It was 1996 and I was driving west on rural David Hwy. in Ionia County when suddenly I saw it: a huge red barn with a painting of the famous Goodyear blimp on the gable end. Next I noticed the barn's large proportions, a well-maintained early 20th century home and a huge manicured lawn. A swimming pool completed the impression of a comfortable rural home successfully blending period architecture with modern living.
Pam and Mark Carpenter in front of the barn in May 2004.
It was only recently that I met Mark and Pam Carpenter and found what I had already surmised: they are the proud owners of the buildings and seven acres of what had been the core of Mark's forbearers' farm. The Hinds homestead consisted of 242 acres until most of the land was sold in the late 1980s.
In 1971 newly-married Mark and Pam were able to purchase the buildings and seven acres.
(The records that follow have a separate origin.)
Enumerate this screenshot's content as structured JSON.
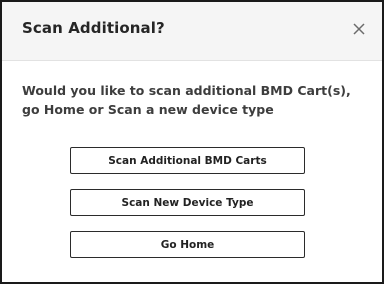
{
  "dialog": {
    "title": "Scan Additional?",
    "close_icon": "close-icon",
    "message": "Would you like to scan additional BMD Cart(s), go Home or Scan a new device type",
    "buttons": [
      {
        "label": "Scan Additional BMD Carts"
      },
      {
        "label": "Scan New Device Type"
      },
      {
        "label": "Go Home"
      }
    ]
  },
  "colors": {
    "header_bg": "#f5f5f5",
    "border": "#1a1a1a",
    "text": "#262626"
  }
}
Since then they have restored the house and barn, planted trees and created an idyllic mini-estate on what had been the nucleus of the Hinds' farm.
The 1897 timber frame barn measures 40' x 84' with 20' sidewalls above the 8' basement. Formerly there was a concrete stave silo. The wide earthen barn approach or hill that allows access to the haymow level through two sets of double doors almost gives the barn the appearance of being built into a hillside.
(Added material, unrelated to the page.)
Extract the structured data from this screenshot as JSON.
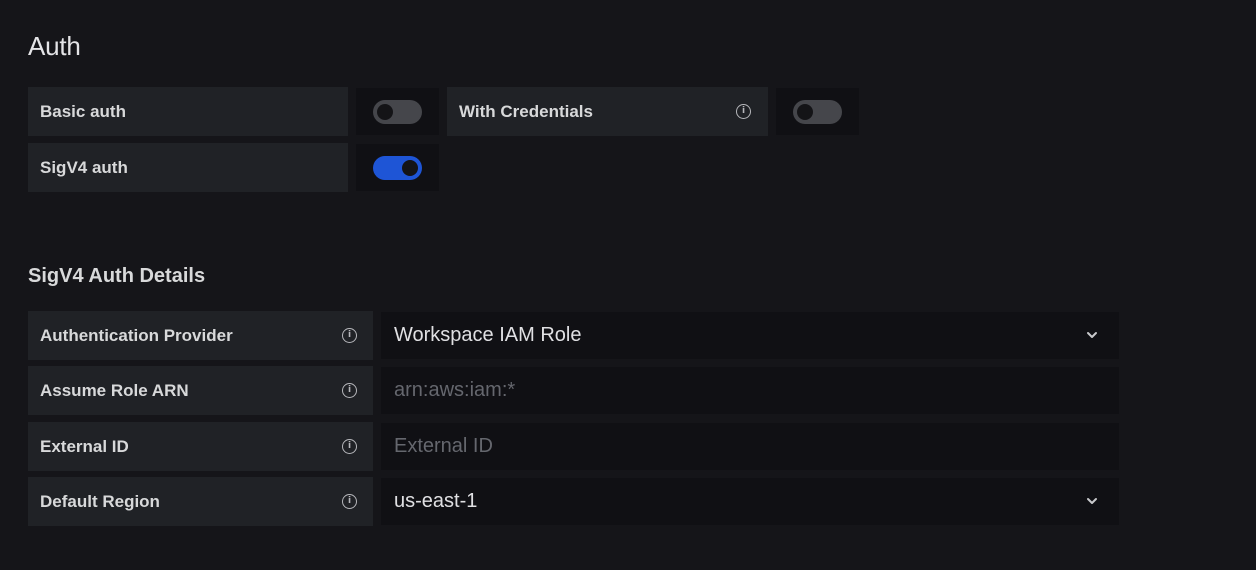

Mark recalls an interview with a prospective barn roofer in the '90's. The man's well-meaning advice was to raze the barn and replace it with a modern pole building. Mark says, "I told him that he wasn't the contractor I was looking for."
It was Mark's maternal great grandfather John Hinds (1851-1941) who emigrated from Kent in England to Toronto, Ontario and finally central Michigan, and built the barn. John had five sons and two daughters which enabled the family to farm a large acreage in the era before farm mechanization. John was an active man, even in his 90th year, and did his last milking the day before his death.
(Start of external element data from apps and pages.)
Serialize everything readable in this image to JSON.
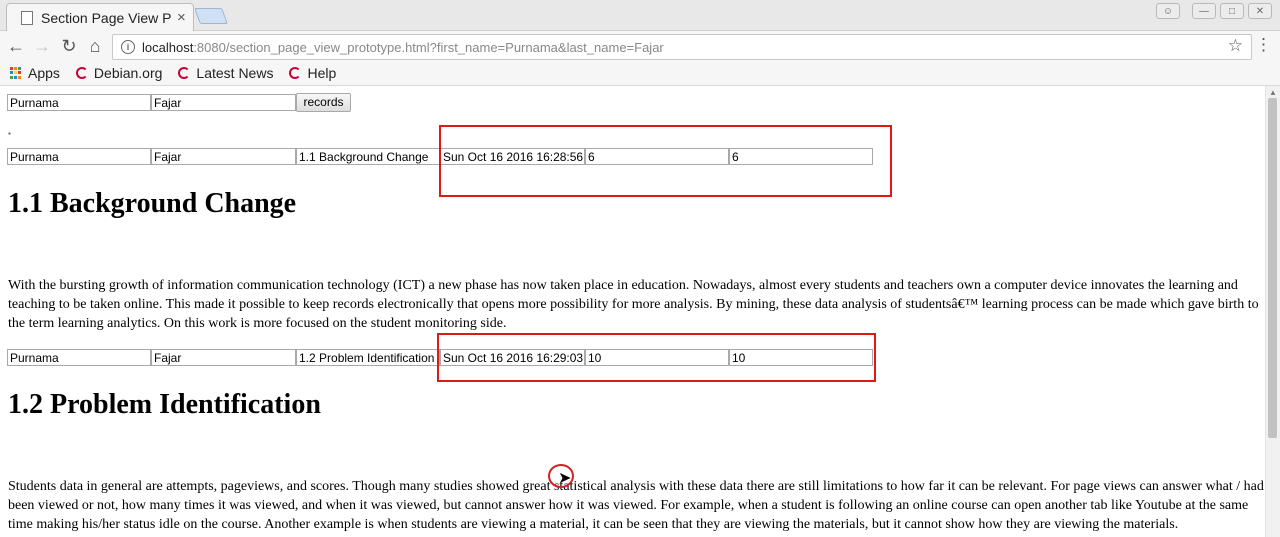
{
  "browser": {
    "tab_title": "Section Page View Prototype",
    "tab_close": "×",
    "url_host": "localhost",
    "url_rest": ":8080/section_page_view_prototype.html?first_name=Purnama&last_name=Fajar",
    "bookmarks": [
      "Apps",
      "Debian.org",
      "Latest News",
      "Help"
    ]
  },
  "form": {
    "first_name": "Purnama",
    "last_name": "Fajar",
    "records_button": "records"
  },
  "log_rows": [
    {
      "first": "Purnama",
      "last": "Fajar",
      "section": "1.1 Background Change",
      "time": "Sun Oct 16 2016 16:28:56",
      "v1": "6",
      "v2": "6"
    },
    {
      "first": "Purnama",
      "last": "Fajar",
      "section": "1.2 Problem Identification",
      "time": "Sun Oct 16 2016 16:29:03",
      "v1": "10",
      "v2": "10"
    }
  ],
  "sections": [
    {
      "heading": "1.1 Background Change",
      "text": "With the bursting growth of information communication technology (ICT) a new phase has now taken place in education. Nowadays, almost every students and teachers own a computer device innovates the learning and teaching to be taken online. This made it possible to keep records electronically that opens more possibility for more analysis. By mining, these data analysis of studentsâ€™ learning process can be made which gave birth to the term learning analytics. On this work is more focused on the student monitoring side."
    },
    {
      "heading": "1.2 Problem Identification",
      "text": "Students data in general are attempts, pageviews, and scores. Though many studies showed great statistical analysis with these data there are still limitations to how far it can be relevant. For page views can answer what / had been viewed or not, how many times it was viewed, and when it was viewed, but cannot answer how it was viewed. For example, when a student is following an online course can open another tab like Youtube at the same time making his/her status idle on the course. Another example is when students are viewing a material, it can be seen that they are viewing the materials, but it cannot show how they are viewing the materials."
    }
  ],
  "colors": {
    "highlight": "#e01818",
    "debian": "#c70036"
  }
}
Mark's mother Norien Hinds Carpenter recalls life on the farm in the 1930s, '40s and '50s. There were four teams of horses until a rubber-tired John Deere General Purpose tractor was purchased in 1937. Then the horses were gradually replaced as mechanization continued in the 1940s.
Norien's grandfather John Hinds lived in the big house while her family resided in the nearby tenant house on a smaller 40-acre farm. Since she had no brothers and only one sister, Norien assisted her father with the farm work while her sister Lillian worked in the house.
The Hinds-Carpenter barn in 1996.
Norien remembers with a smile that she drove the team of Belgians at haying time while her father forked the loose hay from the hay loader and spread it evenly over the wagon bed. There were stones in the lane and several times on the way to the barn, Norien lost part of the load.
At the barn Norien's dad would set the hay fork in the load while her mother drove the team that pulled the load into the loft. Norien's job was to hitch and unhitch the team after each lift. Norien adds that this activity at haying time was the limit of her mother's work on the farm.
John Hinds milked eight or nine cows and fortunately Norien's hands were never strong enough to do much milking. Instead, she fed the calves and pigs, often by lantern in the short days of winter. After John Hinds died Norien's father remodeled the basement of the large barn for forty cows and a milking machine system.
Norien married Jerry Carpenter and together they established Jerry's Tire which today consists of two stores owned by Mark and Pam. This explains Mark's decision to paint the colorful Goodyear icon on John Hind's venerable barn.
Although there is no longer active farming or dairying on the Hinds-Carpenter farm, the huge red barn serves as an anchor for Mark and Pam's rural home and a reminder of their heritage.
By Charles Leik, August 2004.
Posted September 22, 2004.